Nightmares, not dreams, is his motto
by Hannah Whitney
Staff Lady Liberty
On September 5, Trump’s administration announced the official end of DACA, a program that has helped 800,000 undocumented immigrants brought to the United States as children. The Department of Homeland Security will stop processing any new applications, completely rescinding DACA. Now, though many sources report progress, President Trump assures that he and Democratic leaders had reached “no deal” on the matter of protecting these immigrants.
The Deferred Action for Childhood Arrivals (DACA) officially began on August 15, 2012 when former President Obama created a policy to defer any action made for undocumented children, called DREAMers, brought to the United States. Though members of the Deferred Action for Childhood Arrivals program could apply for employment and were protected under United States law, the law provided no guarantee of permanence or citizenship and could be revoked at any time.
Trump was hesitant at first to make the announcement to end Deferred Action for Childhood Arrivals. White House Press Secretary said it was a difficult decision for Trump, so much so that he decided not to announce it himself. Instead, he delegated the responsibility to Attorney General Jeff Sessions; who had avidly opposed the Deferred Action for Child Arrivals program.
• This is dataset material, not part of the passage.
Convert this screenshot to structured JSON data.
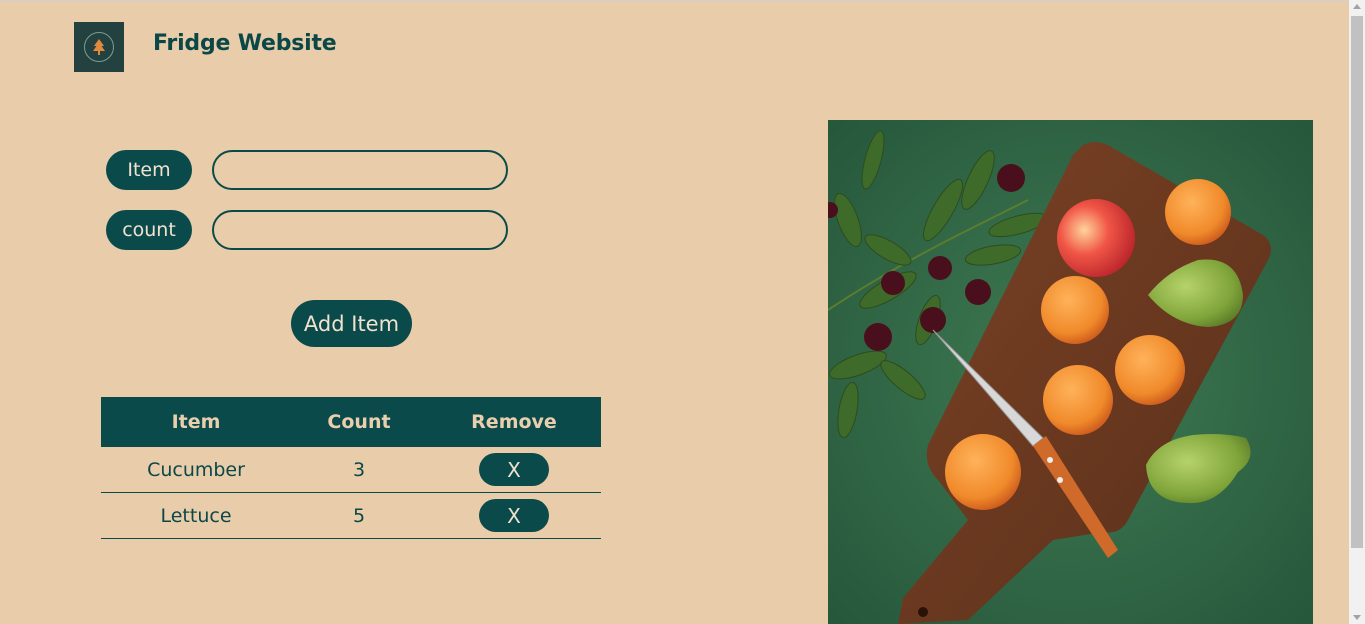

During the Press Conference, Sessions argued that illegal immigrants, including dreamers, are law breakers who hurt native-born Americans by taking jobs and working for low wages. Trump further states that his decision was because he is worried about “the millions of Americans victimized by this unfair system.
Trump faces somewhat of a dilemma, for his entire campaign had been built around cracking down on illegal immigration. He had consistently promised to build a wall in addition to kicking out all undocumented immigrants. However, Trump had previously been willing to make exceptions for the dreamers who have been brought to the United States as children with no choice of there own.
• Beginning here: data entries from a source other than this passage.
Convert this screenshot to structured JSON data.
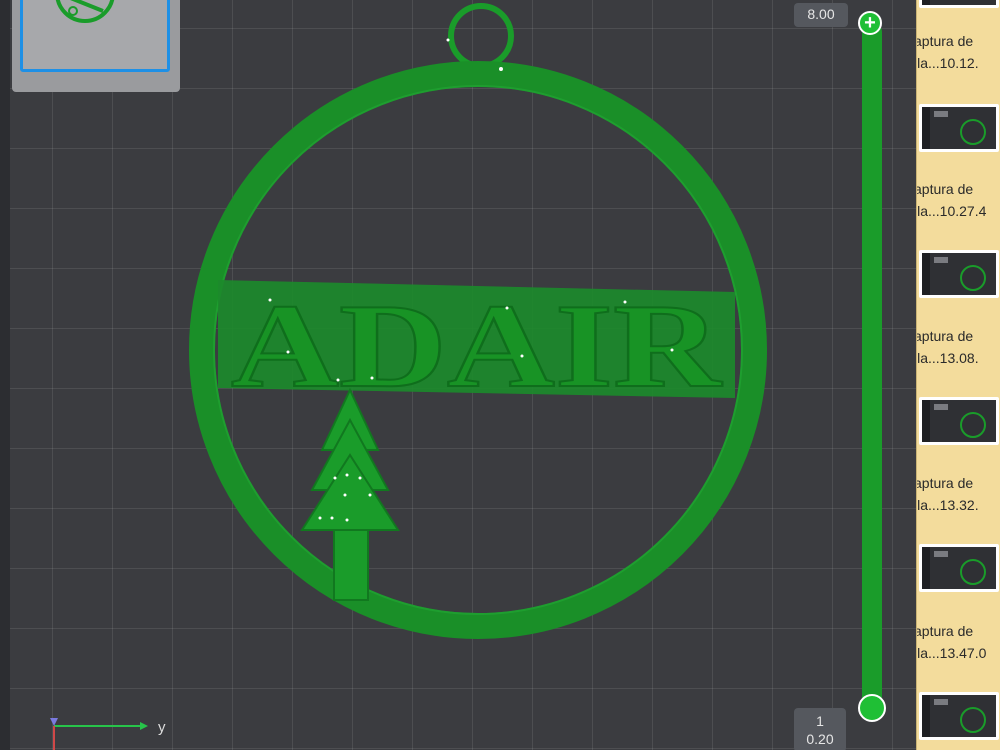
{
  "slider": {
    "top_value": "8.00",
    "bottom_layer": "1",
    "bottom_value": "0.20",
    "plus_symbol": "+"
  },
  "model": {
    "text": "ADAIR"
  },
  "axis": {
    "y_label": "y"
  },
  "desktop": {
    "files": [
      {
        "line1": "aptura de",
        "line2": "lla...10.12."
      },
      {
        "line1": "aptura de",
        "line2": "lla...10.27.4"
      },
      {
        "line1": "aptura de",
        "line2": "lla...13.08."
      },
      {
        "line1": "aptura de",
        "line2": "lla...13.32."
      },
      {
        "line1": "aptura de",
        "line2": "lla...13.47.0"
      }
    ]
  },
  "colors": {
    "filament_green": "#1a9c2a",
    "viewport_bg": "#3b3c40",
    "desktop_bg": "#f3dc9c"
  }
}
Not surprisingly, right and left parties had much to say about the announcement and a prospective DACA deal. Democrats in Congress were uniformly against the decision while Republican responses were more across the board. Democratic and Republican Senators are discussing a possible DREAM Act which will give legal status to immigrants who attend college or join the military. Defending the DREAM Act, Democratic Senator Dick Durbin states “The reality of the situation is that these children basically have no place to go other than America. If there was ever a win-win in modern time, it would be the DREAM Act.” Democratic officials agree that the decision to end DACA will complicate families and possibly ruin the lives of illegal immigrants who call America home.
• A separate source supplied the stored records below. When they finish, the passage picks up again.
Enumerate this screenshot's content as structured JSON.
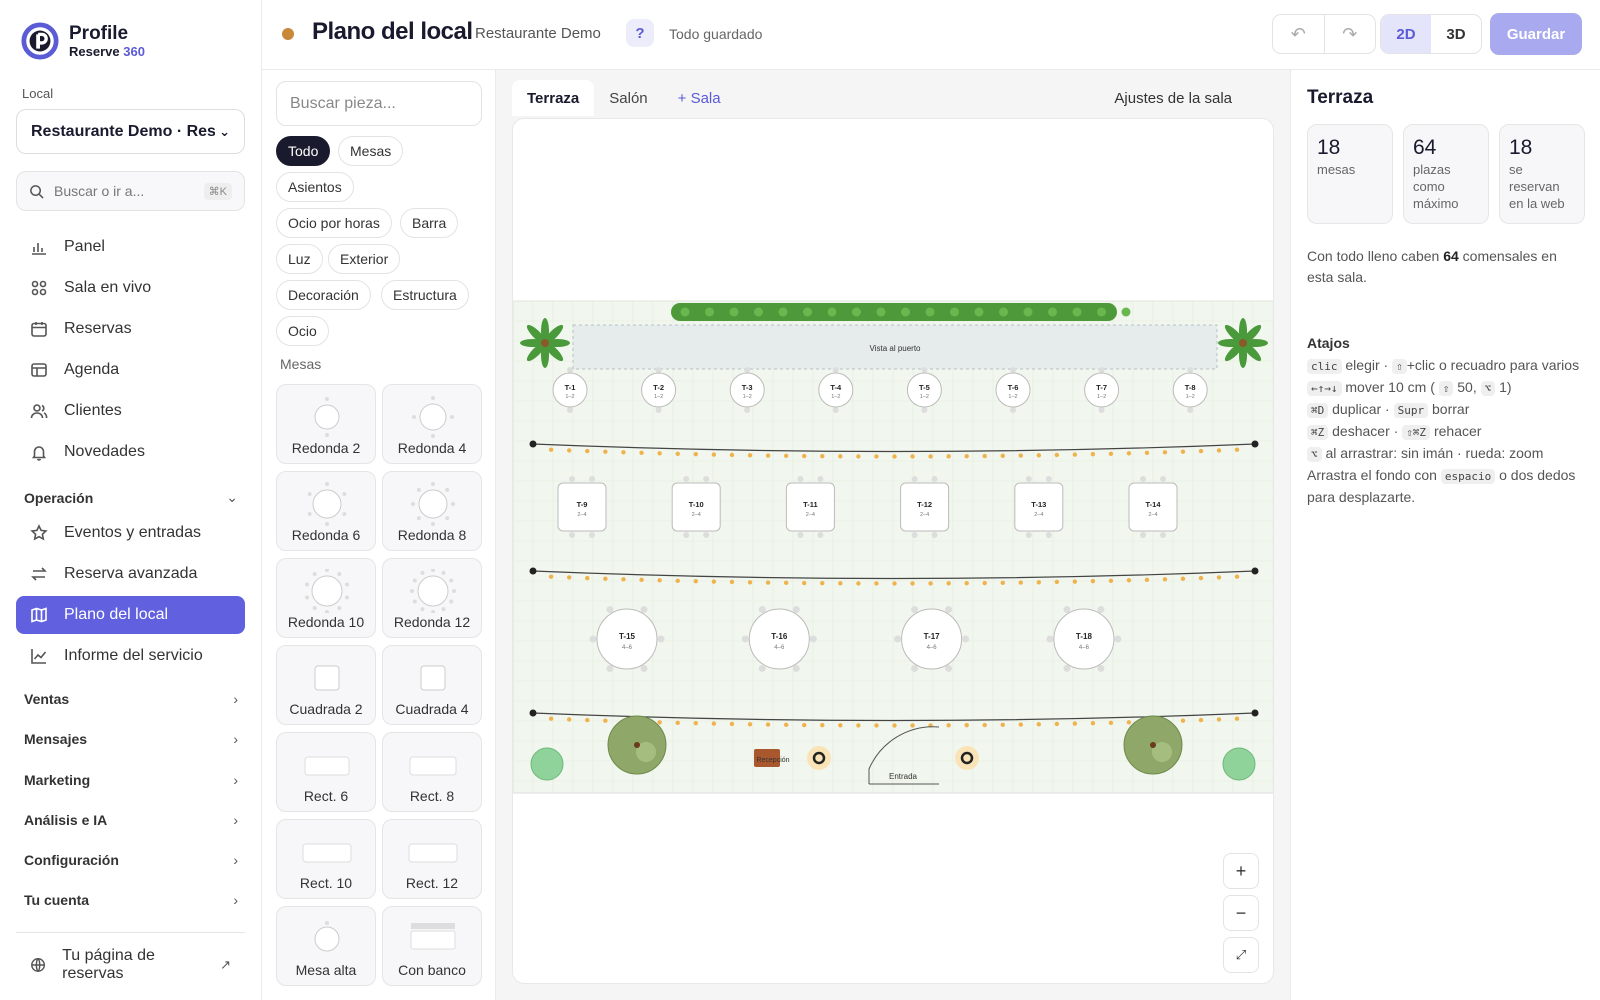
{
  "brand": {
    "name": "Profile",
    "product": "Reserve",
    "product_suffix": "360"
  },
  "sidebar": {
    "local_label": "Local",
    "local_value": "Restaurante Demo · Restaurante Demo",
    "search_placeholder": "Buscar o ir a...",
    "search_shortcut": "⌘K",
    "items": [
      {
        "label": "Panel",
        "icon": "bar-chart-icon"
      },
      {
        "label": "Sala en vivo",
        "icon": "grid-icon"
      },
      {
        "label": "Reservas",
        "icon": "calendar-icon"
      },
      {
        "label": "Agenda",
        "icon": "table-icon"
      },
      {
        "label": "Clientes",
        "icon": "users-icon"
      },
      {
        "label": "Novedades",
        "icon": "bell-icon"
      }
    ],
    "operation_group": "Operación",
    "operation_items": [
      {
        "label": "Eventos y entradas",
        "icon": "star-icon"
      },
      {
        "label": "Reserva avanzada",
        "icon": "swap-icon"
      },
      {
        "label": "Plano del local",
        "icon": "map-icon",
        "active": true
      },
      {
        "label": "Informe del servicio",
        "icon": "line-chart-icon"
      }
    ],
    "groups": [
      "Ventas",
      "Mensajes",
      "Marketing",
      "Análisis e IA",
      "Configuración",
      "Tu cuenta"
    ],
    "booking_page": "Tu página de reservas"
  },
  "toolbar": {
    "status_color": "#c8883a",
    "title": "Plano del local",
    "subtitle": "Restaurante Demo",
    "help": "?",
    "saved": "Todo guardado",
    "undo": "↶",
    "redo": "↷",
    "view_2d": "2D",
    "view_3d": "3D",
    "save": "Guardar"
  },
  "palette": {
    "search_placeholder": "Buscar pieza...",
    "filters": [
      "Todo",
      "Mesas",
      "Asientos",
      "Ocio por horas",
      "Barra",
      "Luz",
      "Exterior",
      "Decoración",
      "Estructura",
      "Ocio"
    ],
    "section": "Mesas",
    "pieces": [
      "Redonda 2",
      "Redonda 4",
      "Redonda 6",
      "Redonda 8",
      "Redonda 10",
      "Redonda 12",
      "Cuadrada 2",
      "Cuadrada 4",
      "Rect. 6",
      "Rect. 8",
      "Rect. 10",
      "Rect. 12",
      "Mesa alta",
      "Con banco"
    ]
  },
  "canvas": {
    "tabs": [
      "Terraza",
      "Salón",
      "+ Sala"
    ],
    "room_settings": "Ajustes de la sala",
    "view_label": "Vista al puerto",
    "reception_label": "Recepción",
    "entrance_label": "Entrada",
    "row1": [
      {
        "id": "T-1",
        "cap": "1–2"
      },
      {
        "id": "T-2",
        "cap": "1–2"
      },
      {
        "id": "T-3",
        "cap": "1–2"
      },
      {
        "id": "T-4",
        "cap": "1–2"
      },
      {
        "id": "T-5",
        "cap": "1–2"
      },
      {
        "id": "T-6",
        "cap": "1–2"
      },
      {
        "id": "T-7",
        "cap": "1–2"
      },
      {
        "id": "T-8",
        "cap": "1–2"
      }
    ],
    "row2": [
      {
        "id": "T-9",
        "cap": "2–4"
      },
      {
        "id": "T-10",
        "cap": "2–4"
      },
      {
        "id": "T-11",
        "cap": "2–4"
      },
      {
        "id": "T-12",
        "cap": "2–4"
      },
      {
        "id": "T-13",
        "cap": "2–4"
      },
      {
        "id": "T-14",
        "cap": "2–4"
      }
    ],
    "row3": [
      {
        "id": "T-15",
        "cap": "4–6"
      },
      {
        "id": "T-16",
        "cap": "4–6"
      },
      {
        "id": "T-17",
        "cap": "4–6"
      },
      {
        "id": "T-18",
        "cap": "4–6"
      }
    ],
    "zoom_in": "+",
    "zoom_out": "−",
    "fit": "⤢"
  },
  "panel": {
    "title": "Terraza",
    "stats": [
      {
        "n": "18",
        "l": "mesas"
      },
      {
        "n": "64",
        "l": "plazas como máximo"
      },
      {
        "n": "18",
        "l": "se reservan en la web"
      }
    ],
    "note_pre": "Con todo lleno caben ",
    "note_num": "64",
    "note_post": " comensales en esta sala.",
    "shortcuts_title": "Atajos",
    "sc1_k": "clic",
    "sc1_a": "elegir ·",
    "sc1_k2": "⇧",
    "sc1_b": "+clic o recuadro para varios",
    "sc2_k": "←↑→↓",
    "sc2_a": "mover 10 cm (",
    "sc2_k2": "⇧",
    "sc2_b": "50,",
    "sc2_k3": "⌥",
    "sc2_c": "1)",
    "sc3_k": "⌘D",
    "sc3_a": "duplicar ·",
    "sc3_k2": "Supr",
    "sc3_b": "borrar",
    "sc4_k": "⌘Z",
    "sc4_a": "deshacer ·",
    "sc4_k2": "⇧⌘Z",
    "sc4_b": "rehacer",
    "sc5_k": "⌥",
    "sc5_a": "al arrastrar: sin imán · rueda: zoom",
    "sc6_a": "Arrastra el fondo con",
    "sc6_k": "espacio",
    "sc6_b": "o dos dedos para desplazarte."
  }
}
Republican leaders and supporters have a less unified opinion of the announcement than Democrats. Senate John McCain and Jeff Flake are among the many that strongly oppose Trump’s announcement. They argue that it was the wrong decision for Trump to make such a drastic decision without working together with other party members to come up with a peaceful and effective solution for reforming the immigration system. House Speaker Paul Ryan opposed Obama’s original program, but is also uneasy with Trump’s decision, hoping that Congress finds a permanent solution quickly.
Soon after the announcement to end Deferred Action for Childhood Arrivals, protests broke out at the White House and the Justice Department. Many consider it a “cold hearted” and “shortsighted” move that could possibly hurt the economy. On Saturday, thousands protested the decision on Columbus Circle. The crowd then moved towards Central Park, where they paused by Strawberry Fields. At least 3,000 protesters gathered across the street of Trump Tower with signs that read “Keep the dreamers, deport the racists” and “Legalize liberty”. One DREAMer, Natalia Rodriguez, said on life before DACA that “I would be terrified that I would be deported.”
Obama wrote on Facebook “Whatever concerns or complaint Americans may have about immigration in general, we shouldn’t threaten the future of this group of young people who are here through no fault of their own, who pose no threat, who are not taking away anything from the rest of us.”
Recently, government officials, including House Majority Leader Nancy Pelosi and Minority Leader Charles E. Schumer, met at the White House to discuss possible next steps and compromises. After much contention, they reached an agreement, supported only tentatively by Trump. According to the compromise, the young dreamers would be allowed to stay in the country if democrats provided a border security package, not including the infamous Trump Wall. However, just hours later, his tweets contradict there being any deal whatsoever. Even Trump administration and supporters are wondering where he stands on the issue.